What happens when the people in your organization are empowered to act but the culture lacks accountability? The quick answer is low performance. Empowerment is vital. Empowered employees will exhibit a high degree of ownership and initiative. But, alone, empowerment is not enough. When everybody has the power to act but nobody is making sure action is occurring, diminished performance is the result.

James was a skilled marketing director with a maverick mentality.  When he took the reigns of the communications department at his new firm, he grabbed hold of them and didn’t look back. However, a few months down the road, his CEO had to conduct an uncomfortable conversation with James to figure out why corporate communications had veered so far off-brand. James was empowered but he wasn’t accountable and his actions had an adverse effect on the entire organization.

Accountability Without Empowerment

Some organizations pride themselves on the high degree of accountability that exists in their corporate cultures. Everyone knows his or her roles. There are well-defined processes and procedures for everything. And, leaders regularly monitor vital metrics and review employee performance. But, what happens when the workers aren’t empowered to act? Inevitably, team members begin pointing fingers and the blame gets spread far and wide. 

Stephanie was excited when her supervisor asked her to direct the highest profile program in her company. An individual with a high degree of responsibility, she committed herself to embrace the new challenge and to do so within the guidelines her boss provided. A couple of months into the role, Stephanie’s enthusiasm had virtually disappeared. The experience of running into endless red tape, coping with cumbersome written (and unwritten) policies, and wading through political dynamics caused her to wish she could return to her previous position. No matter how accountable she was, without empowerment she was simply unable to move forward.

Empowerment With Accountability

What happens when the workplace is infused with healthy and balanced doses of both empowerment and accountability? Well, that’s the recipe for high performance. A balance of empowerment and accountability is the key to unlocking the doors of compelling creativity, eager collaboration, healthy corporate culture, and excellent results.

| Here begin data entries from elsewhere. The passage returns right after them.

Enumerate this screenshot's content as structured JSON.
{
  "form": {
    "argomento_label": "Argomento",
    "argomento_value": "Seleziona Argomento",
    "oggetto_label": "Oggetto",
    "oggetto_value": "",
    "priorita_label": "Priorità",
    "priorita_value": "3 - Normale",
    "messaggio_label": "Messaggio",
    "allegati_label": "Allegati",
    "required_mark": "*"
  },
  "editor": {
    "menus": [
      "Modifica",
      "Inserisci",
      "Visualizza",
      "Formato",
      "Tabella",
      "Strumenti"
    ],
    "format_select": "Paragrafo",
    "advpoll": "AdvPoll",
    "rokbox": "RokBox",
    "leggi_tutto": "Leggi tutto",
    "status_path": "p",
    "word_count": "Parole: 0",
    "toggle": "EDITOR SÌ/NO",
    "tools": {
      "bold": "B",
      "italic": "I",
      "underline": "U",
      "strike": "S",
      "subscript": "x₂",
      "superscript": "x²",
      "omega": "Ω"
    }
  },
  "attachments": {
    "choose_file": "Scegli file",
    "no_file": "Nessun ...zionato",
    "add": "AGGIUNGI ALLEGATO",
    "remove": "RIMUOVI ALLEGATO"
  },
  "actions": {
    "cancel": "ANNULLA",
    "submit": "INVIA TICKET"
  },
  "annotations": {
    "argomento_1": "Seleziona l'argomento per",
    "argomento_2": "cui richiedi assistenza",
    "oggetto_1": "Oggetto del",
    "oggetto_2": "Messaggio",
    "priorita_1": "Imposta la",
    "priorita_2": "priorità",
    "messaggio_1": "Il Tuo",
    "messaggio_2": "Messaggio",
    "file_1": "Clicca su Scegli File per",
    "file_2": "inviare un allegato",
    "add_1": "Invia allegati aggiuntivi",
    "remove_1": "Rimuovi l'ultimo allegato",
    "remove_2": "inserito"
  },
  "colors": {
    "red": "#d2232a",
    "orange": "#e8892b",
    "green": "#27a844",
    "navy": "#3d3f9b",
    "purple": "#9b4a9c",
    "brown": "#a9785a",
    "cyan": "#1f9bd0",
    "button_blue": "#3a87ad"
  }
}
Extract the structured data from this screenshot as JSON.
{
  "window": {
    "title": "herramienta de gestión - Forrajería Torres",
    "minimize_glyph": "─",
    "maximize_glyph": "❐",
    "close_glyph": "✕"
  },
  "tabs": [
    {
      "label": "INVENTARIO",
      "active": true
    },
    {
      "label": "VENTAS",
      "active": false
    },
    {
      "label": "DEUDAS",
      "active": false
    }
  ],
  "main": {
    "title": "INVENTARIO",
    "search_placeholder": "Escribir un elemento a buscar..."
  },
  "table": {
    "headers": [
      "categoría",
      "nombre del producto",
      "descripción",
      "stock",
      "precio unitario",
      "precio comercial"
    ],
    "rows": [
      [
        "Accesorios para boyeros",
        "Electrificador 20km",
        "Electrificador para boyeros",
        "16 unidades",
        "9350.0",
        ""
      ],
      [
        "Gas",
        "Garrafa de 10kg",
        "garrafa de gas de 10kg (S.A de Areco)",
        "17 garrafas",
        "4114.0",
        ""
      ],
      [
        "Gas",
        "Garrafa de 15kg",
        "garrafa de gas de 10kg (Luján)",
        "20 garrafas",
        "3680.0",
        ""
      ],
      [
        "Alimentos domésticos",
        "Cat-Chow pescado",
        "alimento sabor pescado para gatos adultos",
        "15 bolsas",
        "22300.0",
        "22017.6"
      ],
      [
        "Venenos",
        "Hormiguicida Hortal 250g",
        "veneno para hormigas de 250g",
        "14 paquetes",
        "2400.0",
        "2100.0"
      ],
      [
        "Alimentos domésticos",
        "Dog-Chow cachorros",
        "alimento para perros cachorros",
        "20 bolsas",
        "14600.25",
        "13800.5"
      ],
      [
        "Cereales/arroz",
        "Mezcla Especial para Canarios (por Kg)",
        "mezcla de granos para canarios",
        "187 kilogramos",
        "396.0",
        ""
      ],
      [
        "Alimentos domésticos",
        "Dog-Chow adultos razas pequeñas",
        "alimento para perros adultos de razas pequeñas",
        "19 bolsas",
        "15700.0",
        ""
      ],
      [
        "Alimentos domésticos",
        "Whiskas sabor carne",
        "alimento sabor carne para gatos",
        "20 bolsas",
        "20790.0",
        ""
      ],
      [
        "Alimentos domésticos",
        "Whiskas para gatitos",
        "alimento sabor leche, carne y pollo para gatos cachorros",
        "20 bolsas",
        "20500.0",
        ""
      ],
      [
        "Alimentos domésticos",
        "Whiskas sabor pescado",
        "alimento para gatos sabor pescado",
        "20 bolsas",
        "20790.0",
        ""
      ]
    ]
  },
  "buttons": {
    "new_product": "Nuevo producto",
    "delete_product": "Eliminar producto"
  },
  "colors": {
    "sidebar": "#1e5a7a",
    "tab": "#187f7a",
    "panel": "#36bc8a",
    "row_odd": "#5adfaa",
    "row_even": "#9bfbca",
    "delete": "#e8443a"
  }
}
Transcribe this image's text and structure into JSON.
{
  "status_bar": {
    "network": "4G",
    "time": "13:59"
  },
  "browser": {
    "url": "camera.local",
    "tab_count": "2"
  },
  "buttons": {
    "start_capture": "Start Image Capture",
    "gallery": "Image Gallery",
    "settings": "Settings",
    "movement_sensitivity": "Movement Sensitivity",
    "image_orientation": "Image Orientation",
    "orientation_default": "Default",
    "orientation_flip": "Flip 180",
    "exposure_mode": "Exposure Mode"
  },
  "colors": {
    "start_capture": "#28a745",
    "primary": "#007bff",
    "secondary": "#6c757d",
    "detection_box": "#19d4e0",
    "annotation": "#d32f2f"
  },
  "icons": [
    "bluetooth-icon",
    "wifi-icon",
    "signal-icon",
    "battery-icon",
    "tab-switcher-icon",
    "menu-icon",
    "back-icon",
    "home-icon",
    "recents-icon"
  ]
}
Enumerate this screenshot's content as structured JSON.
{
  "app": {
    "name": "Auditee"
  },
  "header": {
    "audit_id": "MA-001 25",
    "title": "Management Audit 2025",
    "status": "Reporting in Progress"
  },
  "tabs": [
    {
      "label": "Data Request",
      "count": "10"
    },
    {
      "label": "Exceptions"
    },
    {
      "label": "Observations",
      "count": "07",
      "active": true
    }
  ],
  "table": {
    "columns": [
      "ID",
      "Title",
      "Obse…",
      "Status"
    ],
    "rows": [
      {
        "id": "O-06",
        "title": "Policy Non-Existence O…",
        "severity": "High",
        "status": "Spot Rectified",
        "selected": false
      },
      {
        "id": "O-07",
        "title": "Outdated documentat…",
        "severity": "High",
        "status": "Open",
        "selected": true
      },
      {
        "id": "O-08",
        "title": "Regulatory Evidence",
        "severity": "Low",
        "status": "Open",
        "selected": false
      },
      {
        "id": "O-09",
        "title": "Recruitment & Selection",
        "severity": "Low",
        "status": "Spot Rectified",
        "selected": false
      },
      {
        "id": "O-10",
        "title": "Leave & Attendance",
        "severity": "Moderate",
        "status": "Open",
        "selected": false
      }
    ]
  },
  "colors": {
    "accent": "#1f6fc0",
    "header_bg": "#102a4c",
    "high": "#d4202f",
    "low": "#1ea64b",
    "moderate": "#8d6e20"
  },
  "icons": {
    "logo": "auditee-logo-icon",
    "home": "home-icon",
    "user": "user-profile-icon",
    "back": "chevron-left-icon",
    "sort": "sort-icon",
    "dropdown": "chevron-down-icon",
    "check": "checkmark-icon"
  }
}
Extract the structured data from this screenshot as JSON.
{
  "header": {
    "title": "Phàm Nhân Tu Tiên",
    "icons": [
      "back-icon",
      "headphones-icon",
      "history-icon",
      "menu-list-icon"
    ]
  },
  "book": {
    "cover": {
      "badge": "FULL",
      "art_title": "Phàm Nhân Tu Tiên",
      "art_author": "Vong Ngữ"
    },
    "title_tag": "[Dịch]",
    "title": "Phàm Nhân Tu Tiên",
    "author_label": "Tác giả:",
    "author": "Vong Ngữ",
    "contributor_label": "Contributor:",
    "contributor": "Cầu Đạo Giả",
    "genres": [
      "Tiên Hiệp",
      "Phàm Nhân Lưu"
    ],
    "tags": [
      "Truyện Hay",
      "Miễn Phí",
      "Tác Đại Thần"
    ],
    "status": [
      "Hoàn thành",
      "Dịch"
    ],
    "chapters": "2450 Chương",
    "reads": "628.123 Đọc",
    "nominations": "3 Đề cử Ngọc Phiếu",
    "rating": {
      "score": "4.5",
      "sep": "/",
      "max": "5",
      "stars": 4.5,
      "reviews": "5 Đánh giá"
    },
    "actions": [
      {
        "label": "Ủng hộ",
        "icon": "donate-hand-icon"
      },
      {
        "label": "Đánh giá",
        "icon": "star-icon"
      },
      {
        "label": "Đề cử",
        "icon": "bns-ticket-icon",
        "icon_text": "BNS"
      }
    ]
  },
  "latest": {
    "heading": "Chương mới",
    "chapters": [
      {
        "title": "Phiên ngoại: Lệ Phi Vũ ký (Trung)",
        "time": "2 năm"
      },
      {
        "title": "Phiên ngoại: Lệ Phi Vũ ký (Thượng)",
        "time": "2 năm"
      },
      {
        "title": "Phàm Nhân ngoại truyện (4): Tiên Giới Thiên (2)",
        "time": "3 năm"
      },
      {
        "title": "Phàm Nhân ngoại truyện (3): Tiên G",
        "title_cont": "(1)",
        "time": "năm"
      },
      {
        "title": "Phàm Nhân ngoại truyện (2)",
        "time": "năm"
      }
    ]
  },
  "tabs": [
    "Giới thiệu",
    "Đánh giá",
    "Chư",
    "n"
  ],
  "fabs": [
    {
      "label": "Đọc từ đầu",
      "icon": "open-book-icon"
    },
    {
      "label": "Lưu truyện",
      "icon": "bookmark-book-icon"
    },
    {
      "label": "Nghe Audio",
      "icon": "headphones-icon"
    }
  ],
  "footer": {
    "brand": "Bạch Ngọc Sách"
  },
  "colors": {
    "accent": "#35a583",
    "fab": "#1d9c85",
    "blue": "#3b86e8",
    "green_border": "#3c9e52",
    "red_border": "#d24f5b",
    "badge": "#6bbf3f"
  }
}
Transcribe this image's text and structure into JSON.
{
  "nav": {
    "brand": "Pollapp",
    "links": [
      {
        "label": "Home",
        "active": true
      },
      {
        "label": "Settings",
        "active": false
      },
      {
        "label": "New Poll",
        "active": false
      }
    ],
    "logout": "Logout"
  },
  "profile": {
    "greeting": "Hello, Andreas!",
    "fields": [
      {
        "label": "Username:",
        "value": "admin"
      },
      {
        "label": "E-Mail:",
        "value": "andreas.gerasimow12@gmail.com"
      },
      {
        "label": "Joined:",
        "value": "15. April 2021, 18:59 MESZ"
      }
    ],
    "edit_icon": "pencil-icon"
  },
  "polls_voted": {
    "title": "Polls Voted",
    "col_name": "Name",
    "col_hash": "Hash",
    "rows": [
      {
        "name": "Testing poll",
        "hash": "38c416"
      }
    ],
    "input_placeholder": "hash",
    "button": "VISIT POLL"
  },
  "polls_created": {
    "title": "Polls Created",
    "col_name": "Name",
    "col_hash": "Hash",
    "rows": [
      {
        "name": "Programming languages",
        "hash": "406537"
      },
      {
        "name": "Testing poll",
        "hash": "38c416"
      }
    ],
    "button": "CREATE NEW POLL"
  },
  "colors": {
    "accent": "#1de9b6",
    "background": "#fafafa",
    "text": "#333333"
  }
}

Caroline’s reputation for leading healthy teams preceded her as she stepped into her new role as director of a growing nonprofit and she wasted no time in putting her mark on her organization. She worked diligently to build strong, trusting relationships with her board of directors and staff. She threw herself into better understanding the organization through many conversations and hours of research. She dedicated ample time to clarifying roles and outlining expectations so each person understood and owned both the mission of the organization and their unique roles in making that mission a reality. She wasn’t afraid to have uncomfortable conversations with a few people who struggled to grow beyond old habits and patterns. And, she didn’t just delegate tasks, she made sure that each person on the team had the freedom to act within the clear boundaries that she helped to establish. Through Caroline’s efforts to empower her team and to provide accountability, she led the organization into a season of unprecedented health and effectiveness.

What About You?

Does your organization tilt toward either empowerment with accountability or accountability without empowerment? If there’s a healthy balance in your organization or on your team, what are you doing to make sure that continues? Empowerment and accountability; you can have one without the other. But, when you have both, the results are incredible.

Kevin Carr is a Career Coach at Rozzi and Associates, a leadership and organizational development company helping good leaders become great! Our programs start with the premise that great leadership skills are a product of time, practice and focused development. Our leadership development, emotional intelligence insight and career management programs can be customized to meet your desired outcomes and needs.

Susan Rozzi